- [Goal of the exercise] Work through the data below and give the number of lines holding "Lohnveränderung", nothing more.

Page and application data records
^^^^^^^^^^^^^^^^

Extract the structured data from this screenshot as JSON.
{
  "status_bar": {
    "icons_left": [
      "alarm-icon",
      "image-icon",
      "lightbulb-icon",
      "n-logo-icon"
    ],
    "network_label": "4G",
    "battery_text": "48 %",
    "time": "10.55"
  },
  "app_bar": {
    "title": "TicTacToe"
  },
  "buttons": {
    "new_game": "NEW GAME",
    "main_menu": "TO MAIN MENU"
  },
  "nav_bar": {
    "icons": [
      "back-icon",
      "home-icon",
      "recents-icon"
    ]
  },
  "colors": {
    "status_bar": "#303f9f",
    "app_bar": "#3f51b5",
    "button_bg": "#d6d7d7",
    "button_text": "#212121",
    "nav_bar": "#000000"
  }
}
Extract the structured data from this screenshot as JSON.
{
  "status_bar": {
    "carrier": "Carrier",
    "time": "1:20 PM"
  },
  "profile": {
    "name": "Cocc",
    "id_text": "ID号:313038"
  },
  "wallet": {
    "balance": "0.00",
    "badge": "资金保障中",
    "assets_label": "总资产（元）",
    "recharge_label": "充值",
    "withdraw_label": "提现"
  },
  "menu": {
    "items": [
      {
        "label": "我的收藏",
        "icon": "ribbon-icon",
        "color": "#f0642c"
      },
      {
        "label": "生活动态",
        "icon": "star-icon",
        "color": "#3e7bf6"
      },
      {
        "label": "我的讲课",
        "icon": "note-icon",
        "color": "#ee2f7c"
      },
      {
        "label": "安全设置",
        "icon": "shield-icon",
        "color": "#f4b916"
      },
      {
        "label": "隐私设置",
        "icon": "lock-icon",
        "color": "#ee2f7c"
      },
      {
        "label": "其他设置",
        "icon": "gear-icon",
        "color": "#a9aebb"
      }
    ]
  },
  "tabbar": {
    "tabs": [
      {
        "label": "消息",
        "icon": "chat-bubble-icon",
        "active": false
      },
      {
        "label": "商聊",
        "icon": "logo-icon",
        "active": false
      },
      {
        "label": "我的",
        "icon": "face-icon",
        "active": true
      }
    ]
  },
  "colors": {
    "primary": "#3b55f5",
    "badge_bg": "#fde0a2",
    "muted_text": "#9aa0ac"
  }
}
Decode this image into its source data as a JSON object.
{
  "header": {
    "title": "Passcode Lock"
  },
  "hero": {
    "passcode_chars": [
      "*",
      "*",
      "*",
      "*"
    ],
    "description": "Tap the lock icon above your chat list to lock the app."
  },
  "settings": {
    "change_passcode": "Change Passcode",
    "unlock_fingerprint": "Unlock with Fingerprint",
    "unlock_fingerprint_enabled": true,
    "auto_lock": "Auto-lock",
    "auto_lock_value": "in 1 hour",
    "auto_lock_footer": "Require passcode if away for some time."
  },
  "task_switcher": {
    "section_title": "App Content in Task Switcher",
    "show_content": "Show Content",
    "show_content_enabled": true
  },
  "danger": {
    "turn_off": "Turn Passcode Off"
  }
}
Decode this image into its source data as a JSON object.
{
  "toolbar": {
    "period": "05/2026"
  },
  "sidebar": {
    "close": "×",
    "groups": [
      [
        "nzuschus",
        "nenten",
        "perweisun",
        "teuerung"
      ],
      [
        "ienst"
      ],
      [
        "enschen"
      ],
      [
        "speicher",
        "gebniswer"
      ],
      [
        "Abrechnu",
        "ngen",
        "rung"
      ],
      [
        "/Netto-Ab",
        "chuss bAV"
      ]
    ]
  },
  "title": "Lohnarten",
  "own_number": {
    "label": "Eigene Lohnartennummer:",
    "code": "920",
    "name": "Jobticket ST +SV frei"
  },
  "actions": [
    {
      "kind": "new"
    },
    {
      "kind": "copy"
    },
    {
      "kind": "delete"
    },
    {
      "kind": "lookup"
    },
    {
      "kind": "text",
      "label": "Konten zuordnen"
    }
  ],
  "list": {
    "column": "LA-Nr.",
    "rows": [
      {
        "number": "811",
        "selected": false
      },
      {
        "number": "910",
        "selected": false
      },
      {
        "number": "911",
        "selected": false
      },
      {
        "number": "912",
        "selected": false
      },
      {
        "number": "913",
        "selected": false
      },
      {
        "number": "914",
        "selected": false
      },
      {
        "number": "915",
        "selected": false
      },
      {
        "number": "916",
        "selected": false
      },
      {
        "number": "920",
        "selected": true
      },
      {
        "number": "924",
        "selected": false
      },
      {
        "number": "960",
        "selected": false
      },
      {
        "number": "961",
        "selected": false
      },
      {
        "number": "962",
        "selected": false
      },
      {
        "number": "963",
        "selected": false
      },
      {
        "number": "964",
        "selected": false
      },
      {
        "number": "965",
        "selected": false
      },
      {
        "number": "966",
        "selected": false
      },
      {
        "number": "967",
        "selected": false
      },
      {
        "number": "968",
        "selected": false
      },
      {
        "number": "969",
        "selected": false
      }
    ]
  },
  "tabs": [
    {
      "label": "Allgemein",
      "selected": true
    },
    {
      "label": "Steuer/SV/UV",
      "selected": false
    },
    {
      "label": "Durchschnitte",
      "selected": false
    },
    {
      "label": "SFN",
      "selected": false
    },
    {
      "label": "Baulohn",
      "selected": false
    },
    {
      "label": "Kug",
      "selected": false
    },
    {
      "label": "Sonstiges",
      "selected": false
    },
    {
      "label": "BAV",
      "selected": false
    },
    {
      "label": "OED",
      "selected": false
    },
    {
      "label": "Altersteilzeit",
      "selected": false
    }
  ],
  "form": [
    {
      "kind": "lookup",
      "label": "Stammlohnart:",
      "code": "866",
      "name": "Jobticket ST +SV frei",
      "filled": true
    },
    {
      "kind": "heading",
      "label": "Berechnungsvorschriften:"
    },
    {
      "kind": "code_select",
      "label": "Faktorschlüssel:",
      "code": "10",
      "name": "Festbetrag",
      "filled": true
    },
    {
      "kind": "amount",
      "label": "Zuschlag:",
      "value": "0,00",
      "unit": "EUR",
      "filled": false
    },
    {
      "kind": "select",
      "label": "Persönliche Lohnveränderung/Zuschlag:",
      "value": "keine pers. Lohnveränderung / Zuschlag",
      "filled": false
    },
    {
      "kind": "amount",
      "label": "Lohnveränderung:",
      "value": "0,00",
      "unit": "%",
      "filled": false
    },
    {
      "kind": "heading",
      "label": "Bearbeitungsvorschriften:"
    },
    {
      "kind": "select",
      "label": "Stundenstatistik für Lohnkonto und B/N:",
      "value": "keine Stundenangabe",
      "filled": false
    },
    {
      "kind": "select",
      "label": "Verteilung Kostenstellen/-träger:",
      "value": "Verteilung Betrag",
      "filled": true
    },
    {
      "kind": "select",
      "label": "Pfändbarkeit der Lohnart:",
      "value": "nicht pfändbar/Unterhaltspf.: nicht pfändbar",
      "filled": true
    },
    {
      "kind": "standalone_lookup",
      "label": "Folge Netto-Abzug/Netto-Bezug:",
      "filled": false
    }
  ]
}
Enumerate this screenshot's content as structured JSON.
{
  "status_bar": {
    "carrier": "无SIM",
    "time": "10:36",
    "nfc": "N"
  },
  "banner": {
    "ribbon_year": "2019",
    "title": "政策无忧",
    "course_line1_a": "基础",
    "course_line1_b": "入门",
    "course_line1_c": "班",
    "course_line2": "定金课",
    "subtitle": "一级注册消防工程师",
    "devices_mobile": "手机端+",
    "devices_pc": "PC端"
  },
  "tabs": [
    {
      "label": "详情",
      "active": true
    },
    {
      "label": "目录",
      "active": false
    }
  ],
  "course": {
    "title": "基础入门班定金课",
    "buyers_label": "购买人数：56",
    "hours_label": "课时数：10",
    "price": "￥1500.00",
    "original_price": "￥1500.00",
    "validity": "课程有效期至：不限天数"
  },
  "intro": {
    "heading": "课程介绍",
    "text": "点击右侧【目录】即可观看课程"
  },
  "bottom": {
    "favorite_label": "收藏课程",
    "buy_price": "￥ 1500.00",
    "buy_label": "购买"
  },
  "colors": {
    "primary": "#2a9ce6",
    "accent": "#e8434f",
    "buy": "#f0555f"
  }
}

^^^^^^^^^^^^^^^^

- [Solution to the problem] 3